## [TASK DESCRIPTION]
Every line in the data below that holds "icon" should be found and copied.

Records from a data collection
● ● ●

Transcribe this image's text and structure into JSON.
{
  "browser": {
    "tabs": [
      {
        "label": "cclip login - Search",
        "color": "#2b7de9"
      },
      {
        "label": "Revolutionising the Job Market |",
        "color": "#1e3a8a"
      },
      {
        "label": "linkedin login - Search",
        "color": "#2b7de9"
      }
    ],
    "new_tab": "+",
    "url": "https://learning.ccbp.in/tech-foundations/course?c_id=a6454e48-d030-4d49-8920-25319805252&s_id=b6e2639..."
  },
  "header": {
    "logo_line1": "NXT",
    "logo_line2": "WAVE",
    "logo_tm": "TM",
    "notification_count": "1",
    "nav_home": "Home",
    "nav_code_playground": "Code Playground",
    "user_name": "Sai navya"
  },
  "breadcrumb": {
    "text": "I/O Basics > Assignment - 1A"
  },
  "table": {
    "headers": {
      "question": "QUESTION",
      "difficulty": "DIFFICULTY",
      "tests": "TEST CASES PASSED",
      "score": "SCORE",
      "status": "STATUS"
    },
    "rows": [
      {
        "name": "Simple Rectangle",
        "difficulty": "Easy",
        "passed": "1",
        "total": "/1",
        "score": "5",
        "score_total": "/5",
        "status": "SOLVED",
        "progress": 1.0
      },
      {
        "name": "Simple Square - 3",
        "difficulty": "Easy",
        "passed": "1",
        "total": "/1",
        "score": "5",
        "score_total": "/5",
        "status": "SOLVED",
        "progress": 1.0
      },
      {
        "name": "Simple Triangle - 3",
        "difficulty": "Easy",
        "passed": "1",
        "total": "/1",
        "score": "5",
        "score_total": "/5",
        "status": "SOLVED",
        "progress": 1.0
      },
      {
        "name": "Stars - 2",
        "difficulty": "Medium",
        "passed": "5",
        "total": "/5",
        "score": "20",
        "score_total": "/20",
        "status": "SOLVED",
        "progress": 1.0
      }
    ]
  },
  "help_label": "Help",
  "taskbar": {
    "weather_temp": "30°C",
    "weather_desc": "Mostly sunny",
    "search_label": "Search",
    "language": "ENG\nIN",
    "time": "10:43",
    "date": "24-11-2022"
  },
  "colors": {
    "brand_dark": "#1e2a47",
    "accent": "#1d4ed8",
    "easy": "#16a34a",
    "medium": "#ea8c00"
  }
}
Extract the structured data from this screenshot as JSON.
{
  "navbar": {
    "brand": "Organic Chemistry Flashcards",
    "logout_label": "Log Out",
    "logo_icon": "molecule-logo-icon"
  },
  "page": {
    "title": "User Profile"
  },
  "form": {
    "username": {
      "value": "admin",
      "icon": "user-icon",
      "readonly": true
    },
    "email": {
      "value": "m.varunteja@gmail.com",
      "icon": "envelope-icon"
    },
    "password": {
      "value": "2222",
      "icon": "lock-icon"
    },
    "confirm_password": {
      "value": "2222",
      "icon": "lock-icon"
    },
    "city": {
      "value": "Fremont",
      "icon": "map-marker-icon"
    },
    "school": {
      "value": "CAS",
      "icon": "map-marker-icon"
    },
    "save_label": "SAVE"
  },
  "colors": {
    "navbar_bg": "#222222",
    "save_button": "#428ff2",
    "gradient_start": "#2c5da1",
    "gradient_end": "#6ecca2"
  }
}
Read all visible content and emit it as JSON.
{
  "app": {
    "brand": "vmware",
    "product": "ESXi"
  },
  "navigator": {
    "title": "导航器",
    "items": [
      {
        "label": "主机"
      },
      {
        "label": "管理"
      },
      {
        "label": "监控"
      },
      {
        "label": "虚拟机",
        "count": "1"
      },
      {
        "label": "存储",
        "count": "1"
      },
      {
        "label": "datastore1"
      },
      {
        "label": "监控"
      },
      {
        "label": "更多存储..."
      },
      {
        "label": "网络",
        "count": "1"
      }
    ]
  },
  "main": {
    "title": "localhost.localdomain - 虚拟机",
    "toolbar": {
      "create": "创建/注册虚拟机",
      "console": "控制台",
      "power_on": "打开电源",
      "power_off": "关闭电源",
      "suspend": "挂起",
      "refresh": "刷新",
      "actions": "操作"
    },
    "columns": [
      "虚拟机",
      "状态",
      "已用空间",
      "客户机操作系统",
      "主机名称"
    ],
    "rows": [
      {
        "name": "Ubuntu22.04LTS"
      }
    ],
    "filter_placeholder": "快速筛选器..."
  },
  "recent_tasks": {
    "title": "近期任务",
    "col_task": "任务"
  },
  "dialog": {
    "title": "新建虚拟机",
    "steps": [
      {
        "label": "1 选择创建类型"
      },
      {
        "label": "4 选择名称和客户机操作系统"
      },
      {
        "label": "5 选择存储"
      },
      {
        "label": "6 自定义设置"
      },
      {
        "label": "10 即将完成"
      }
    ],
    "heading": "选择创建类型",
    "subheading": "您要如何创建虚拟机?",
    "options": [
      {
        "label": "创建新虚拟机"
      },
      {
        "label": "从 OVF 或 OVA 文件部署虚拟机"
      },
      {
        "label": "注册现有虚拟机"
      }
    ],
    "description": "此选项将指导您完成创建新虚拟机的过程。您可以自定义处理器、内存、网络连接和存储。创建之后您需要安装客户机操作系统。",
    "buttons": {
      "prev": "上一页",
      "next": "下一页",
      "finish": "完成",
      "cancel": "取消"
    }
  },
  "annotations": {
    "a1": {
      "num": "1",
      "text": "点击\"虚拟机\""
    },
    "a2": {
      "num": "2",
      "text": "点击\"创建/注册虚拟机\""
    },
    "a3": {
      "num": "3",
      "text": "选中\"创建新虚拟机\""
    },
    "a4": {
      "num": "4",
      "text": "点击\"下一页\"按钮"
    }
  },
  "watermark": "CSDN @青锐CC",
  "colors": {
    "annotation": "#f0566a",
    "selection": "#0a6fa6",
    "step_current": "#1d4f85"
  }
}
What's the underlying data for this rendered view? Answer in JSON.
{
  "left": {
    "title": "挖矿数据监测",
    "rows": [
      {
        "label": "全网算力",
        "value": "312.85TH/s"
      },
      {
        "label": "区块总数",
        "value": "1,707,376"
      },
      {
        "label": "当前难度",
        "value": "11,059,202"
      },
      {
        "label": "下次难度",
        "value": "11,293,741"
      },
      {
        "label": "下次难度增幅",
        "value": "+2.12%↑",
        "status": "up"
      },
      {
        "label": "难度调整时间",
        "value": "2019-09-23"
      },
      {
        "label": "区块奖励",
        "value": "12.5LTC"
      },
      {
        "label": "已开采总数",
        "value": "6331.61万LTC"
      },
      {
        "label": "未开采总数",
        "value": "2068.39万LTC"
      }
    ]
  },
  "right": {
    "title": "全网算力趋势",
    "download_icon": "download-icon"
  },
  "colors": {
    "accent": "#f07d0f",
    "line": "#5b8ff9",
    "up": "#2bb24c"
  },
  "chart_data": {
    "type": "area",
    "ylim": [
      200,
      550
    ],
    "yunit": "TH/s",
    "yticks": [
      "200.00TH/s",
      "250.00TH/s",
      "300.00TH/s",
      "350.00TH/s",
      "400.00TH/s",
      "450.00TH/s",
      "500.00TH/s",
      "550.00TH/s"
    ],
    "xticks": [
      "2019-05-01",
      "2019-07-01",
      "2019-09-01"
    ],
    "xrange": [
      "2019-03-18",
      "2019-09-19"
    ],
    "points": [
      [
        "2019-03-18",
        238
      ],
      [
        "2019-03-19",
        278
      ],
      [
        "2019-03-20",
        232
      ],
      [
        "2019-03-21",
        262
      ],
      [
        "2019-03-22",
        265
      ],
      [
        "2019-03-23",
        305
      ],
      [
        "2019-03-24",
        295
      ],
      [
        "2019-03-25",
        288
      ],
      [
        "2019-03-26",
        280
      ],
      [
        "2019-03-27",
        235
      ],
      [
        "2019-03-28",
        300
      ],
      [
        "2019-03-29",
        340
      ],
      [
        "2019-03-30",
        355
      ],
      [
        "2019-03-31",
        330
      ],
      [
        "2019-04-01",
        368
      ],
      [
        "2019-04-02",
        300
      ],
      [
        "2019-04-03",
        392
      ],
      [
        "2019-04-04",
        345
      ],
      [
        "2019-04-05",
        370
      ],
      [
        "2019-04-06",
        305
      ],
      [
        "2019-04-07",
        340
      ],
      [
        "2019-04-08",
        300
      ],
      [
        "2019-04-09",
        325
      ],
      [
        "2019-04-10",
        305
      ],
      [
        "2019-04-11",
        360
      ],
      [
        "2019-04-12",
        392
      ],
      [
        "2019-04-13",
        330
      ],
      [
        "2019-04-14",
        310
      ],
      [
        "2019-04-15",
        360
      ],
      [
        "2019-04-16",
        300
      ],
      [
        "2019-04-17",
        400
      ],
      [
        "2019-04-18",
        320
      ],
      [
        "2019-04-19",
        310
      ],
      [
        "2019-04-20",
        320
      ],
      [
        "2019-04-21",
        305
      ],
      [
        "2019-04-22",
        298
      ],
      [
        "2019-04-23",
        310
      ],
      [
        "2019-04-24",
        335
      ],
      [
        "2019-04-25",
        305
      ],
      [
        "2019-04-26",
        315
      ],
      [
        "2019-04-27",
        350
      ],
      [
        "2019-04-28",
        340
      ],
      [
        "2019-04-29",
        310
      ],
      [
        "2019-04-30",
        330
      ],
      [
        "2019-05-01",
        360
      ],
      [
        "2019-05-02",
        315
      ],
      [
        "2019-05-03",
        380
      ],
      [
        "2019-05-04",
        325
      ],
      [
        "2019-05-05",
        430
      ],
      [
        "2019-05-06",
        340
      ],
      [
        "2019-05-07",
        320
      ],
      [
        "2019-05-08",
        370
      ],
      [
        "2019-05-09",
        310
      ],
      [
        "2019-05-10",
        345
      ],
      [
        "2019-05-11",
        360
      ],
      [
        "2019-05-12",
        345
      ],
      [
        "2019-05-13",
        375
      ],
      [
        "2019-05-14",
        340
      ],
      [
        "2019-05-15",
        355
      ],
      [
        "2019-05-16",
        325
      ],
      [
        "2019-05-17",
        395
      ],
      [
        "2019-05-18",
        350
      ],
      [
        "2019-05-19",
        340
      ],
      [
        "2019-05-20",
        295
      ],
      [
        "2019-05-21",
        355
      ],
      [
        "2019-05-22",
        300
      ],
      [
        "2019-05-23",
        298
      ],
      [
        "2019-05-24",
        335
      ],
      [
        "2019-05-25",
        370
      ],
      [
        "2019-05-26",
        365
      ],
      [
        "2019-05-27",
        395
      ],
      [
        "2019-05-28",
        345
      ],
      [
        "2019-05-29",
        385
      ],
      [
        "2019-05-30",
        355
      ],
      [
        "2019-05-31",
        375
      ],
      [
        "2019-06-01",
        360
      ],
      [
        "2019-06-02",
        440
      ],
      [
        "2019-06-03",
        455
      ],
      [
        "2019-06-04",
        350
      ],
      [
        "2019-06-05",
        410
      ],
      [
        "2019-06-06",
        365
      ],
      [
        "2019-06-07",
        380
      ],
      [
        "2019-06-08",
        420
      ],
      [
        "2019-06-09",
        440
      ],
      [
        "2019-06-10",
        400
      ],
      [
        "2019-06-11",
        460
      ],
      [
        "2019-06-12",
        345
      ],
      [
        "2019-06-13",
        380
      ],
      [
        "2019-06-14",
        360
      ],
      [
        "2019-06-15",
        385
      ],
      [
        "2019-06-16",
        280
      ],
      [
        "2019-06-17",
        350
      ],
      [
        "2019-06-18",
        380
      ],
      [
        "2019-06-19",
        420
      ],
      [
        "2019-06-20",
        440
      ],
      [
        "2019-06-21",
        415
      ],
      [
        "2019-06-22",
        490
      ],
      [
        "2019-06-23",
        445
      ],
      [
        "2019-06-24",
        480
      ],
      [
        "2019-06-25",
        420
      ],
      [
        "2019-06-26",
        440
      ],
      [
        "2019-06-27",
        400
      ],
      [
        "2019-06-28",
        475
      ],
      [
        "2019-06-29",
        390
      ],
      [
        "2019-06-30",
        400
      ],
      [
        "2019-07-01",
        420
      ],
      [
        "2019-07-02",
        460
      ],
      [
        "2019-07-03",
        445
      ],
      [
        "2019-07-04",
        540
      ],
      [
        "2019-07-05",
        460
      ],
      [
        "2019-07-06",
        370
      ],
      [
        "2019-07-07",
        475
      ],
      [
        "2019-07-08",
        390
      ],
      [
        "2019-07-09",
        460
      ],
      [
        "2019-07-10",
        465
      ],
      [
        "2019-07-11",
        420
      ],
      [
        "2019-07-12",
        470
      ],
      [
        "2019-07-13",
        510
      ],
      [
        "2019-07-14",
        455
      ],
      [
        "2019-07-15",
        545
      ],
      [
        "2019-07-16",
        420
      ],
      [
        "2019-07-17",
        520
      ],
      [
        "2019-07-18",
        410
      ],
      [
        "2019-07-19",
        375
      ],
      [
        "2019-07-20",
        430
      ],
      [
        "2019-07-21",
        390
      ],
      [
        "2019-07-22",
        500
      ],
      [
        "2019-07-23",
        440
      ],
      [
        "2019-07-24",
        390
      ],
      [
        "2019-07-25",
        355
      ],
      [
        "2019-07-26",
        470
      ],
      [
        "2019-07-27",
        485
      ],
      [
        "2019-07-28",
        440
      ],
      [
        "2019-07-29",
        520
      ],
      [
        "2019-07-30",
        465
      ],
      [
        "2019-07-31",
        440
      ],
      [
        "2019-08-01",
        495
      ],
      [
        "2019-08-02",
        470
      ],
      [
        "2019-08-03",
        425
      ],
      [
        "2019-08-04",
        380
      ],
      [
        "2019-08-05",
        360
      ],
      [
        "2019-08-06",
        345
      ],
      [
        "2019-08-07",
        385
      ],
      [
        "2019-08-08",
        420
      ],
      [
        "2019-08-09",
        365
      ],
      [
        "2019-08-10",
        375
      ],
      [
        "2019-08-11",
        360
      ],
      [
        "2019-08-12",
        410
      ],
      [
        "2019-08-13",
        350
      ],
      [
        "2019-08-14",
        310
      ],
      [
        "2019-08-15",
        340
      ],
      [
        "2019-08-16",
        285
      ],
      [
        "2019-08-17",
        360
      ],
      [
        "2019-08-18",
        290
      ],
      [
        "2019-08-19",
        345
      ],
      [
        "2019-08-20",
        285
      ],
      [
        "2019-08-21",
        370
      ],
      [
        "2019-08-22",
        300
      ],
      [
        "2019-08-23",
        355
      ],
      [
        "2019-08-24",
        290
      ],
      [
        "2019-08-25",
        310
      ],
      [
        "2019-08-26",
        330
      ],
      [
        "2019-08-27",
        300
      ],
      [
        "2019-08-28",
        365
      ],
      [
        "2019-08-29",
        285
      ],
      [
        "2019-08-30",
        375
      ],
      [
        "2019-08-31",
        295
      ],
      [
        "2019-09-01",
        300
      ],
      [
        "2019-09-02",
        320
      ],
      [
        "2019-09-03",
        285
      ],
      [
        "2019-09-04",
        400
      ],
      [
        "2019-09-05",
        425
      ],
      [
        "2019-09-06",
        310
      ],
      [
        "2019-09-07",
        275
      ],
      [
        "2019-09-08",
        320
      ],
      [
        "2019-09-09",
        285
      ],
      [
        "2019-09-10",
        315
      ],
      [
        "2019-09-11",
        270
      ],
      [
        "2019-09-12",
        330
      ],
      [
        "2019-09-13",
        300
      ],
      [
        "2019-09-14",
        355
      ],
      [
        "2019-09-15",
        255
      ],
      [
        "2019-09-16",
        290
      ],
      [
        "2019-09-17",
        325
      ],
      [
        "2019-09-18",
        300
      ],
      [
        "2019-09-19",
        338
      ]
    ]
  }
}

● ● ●

## [SOLUTION TO THE PROBLEM]
    "logo_icon": "molecule-logo-icon"
      "icon": "user-icon",
      "icon": "envelope-icon"
      "icon": "lock-icon"
      "icon": "lock-icon"
      "icon": "map-marker-icon"
      "icon": "map-marker-icon"
    "download_icon": "download-icon"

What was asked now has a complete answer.